Greg McKenna, chief market strategist at futures brokerage AxiTrader said there would likely be oil price volatility in the week ahead of the meeting. That could keep a cap on prices and limit how much money Opec makes at higher production levels.

"It's really a double whammy for Iran", Smith says, "from the perspective that because sanctions are being placed on them, they're not going to be able to export as much, because they probably won't be able to send crude into Europe".

China accounted for 23% of total US crude exports of 1.67 million b/d in March, according to data from the US Energy Information Administration. "We will raise this issue there", the oil minister told reporters here at a CII conference. China said it would impose tarrifs on a variety of U.S. goods, including crude and gasoline, in response to President Donald Trump's $50 billion levy on Chinese imports. Brent crude jumped $1.55 to $74.99 a barrel.

From outside, Trump is attacking the cartel on Twitter for artificially inflating prices and lobbying hard behind the scenes for a significant production increase.

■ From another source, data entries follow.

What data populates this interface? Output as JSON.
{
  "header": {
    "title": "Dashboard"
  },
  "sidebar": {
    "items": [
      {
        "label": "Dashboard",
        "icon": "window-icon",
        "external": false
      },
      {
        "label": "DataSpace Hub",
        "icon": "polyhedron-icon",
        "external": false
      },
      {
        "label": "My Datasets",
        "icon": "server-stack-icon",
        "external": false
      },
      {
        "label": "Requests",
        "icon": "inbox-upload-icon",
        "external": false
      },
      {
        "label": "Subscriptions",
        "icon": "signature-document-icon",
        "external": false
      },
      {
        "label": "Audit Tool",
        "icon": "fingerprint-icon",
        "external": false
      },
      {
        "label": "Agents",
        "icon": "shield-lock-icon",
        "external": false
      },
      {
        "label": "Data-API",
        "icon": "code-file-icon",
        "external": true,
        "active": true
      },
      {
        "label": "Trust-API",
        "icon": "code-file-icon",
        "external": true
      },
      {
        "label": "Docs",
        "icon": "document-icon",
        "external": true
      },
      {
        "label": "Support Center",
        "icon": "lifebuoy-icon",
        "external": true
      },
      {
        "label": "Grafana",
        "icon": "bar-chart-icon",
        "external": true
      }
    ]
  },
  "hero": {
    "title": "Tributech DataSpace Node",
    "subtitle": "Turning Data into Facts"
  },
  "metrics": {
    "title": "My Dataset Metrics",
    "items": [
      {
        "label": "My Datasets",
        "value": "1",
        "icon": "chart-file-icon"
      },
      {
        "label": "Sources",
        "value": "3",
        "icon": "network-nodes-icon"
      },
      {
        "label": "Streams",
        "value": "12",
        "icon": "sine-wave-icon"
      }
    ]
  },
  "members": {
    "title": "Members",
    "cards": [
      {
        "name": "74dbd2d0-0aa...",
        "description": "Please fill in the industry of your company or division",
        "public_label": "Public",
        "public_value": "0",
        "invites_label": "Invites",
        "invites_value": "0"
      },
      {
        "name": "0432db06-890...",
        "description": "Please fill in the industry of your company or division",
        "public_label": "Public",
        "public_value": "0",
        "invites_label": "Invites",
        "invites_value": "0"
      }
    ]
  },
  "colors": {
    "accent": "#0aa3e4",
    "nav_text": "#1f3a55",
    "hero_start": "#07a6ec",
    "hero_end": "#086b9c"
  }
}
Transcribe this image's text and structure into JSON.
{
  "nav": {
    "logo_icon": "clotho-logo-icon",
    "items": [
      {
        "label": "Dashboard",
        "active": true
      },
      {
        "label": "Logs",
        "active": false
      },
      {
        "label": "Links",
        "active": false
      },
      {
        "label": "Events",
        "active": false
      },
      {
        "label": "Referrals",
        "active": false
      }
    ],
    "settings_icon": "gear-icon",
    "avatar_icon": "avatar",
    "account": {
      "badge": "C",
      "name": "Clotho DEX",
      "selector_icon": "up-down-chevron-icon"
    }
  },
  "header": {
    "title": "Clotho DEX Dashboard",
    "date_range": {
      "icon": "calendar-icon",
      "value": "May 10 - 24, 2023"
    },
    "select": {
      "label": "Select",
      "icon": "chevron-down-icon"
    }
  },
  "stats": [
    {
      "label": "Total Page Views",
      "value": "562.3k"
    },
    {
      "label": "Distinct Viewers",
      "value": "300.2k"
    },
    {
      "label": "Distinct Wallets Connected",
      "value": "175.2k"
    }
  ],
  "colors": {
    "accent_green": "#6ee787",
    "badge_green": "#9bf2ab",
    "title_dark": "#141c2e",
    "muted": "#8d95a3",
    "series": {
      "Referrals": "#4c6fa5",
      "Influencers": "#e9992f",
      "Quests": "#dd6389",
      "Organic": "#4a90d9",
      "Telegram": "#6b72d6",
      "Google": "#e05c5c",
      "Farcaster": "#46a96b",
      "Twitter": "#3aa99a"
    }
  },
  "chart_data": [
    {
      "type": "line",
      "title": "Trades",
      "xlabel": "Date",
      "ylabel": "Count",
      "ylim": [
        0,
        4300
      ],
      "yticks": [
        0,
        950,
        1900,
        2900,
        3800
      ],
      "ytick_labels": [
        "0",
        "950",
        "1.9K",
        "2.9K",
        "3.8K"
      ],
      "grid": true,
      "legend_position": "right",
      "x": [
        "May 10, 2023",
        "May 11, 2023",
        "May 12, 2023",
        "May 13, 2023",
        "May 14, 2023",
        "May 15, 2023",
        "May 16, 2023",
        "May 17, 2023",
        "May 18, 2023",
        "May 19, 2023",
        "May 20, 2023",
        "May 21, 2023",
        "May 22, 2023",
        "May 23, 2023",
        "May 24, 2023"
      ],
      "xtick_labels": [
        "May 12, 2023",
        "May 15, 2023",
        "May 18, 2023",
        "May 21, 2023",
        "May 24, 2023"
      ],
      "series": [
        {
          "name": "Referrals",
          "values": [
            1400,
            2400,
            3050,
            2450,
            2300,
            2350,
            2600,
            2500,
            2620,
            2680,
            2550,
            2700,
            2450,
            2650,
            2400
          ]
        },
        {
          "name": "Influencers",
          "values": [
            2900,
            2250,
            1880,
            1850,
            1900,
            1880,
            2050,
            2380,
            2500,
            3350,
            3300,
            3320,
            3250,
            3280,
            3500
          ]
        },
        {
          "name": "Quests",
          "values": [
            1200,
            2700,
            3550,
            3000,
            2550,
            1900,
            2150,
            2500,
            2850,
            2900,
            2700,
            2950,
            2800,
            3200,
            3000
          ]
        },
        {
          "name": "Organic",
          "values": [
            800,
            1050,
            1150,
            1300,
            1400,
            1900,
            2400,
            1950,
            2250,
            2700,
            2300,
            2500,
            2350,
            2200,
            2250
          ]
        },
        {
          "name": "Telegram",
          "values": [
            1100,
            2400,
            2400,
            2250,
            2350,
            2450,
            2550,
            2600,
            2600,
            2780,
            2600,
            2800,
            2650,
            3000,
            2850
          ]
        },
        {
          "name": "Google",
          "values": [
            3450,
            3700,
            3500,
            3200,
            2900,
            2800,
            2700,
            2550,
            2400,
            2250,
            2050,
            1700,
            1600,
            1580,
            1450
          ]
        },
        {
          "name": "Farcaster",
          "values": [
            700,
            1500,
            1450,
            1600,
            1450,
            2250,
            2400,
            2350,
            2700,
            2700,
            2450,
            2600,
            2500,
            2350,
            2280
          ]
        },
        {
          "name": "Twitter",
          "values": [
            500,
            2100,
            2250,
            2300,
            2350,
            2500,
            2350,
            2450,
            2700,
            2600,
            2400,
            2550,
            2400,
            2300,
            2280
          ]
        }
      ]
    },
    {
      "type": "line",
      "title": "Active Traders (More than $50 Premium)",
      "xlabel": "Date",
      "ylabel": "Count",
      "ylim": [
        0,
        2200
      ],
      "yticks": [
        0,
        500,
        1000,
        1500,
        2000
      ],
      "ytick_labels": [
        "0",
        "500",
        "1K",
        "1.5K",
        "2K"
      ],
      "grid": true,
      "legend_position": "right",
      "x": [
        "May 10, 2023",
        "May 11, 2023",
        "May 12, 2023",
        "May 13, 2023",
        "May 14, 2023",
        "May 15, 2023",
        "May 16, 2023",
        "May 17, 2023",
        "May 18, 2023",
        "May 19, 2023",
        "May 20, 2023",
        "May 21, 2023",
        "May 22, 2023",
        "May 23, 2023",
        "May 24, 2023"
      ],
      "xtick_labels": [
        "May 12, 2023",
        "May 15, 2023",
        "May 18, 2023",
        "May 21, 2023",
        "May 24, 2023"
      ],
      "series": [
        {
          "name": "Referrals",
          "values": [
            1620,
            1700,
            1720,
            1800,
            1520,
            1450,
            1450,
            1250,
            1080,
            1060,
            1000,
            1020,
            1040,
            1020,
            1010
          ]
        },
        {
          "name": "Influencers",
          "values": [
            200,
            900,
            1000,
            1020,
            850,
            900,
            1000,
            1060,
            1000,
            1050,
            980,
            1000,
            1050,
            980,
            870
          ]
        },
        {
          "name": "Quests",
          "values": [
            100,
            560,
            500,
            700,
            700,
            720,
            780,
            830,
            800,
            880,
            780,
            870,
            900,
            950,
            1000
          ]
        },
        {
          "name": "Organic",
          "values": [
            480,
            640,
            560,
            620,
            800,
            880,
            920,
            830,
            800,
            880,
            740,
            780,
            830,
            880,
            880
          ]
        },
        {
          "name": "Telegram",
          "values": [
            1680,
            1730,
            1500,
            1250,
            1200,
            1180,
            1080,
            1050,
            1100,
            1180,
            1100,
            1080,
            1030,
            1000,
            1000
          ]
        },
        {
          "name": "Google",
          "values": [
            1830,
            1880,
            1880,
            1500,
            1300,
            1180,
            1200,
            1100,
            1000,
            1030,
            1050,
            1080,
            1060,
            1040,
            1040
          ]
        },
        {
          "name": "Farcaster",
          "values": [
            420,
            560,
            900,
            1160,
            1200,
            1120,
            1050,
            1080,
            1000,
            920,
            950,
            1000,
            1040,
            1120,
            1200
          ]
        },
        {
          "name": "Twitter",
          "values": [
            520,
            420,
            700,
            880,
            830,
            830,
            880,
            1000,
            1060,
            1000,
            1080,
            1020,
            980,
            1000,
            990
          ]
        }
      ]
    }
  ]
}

Resistance is being led by Iran, deeply wary of any move by regional rival Saudi Arabia that could push down oil prices at a time when Tehran faces renewed sanctions following US President Donald Trump's decision to quit its worldwide nuclear deal, which is likely to send the country's oil exports plummeting. Well, we have to wait until the price reaches the 50 SMA, don't we?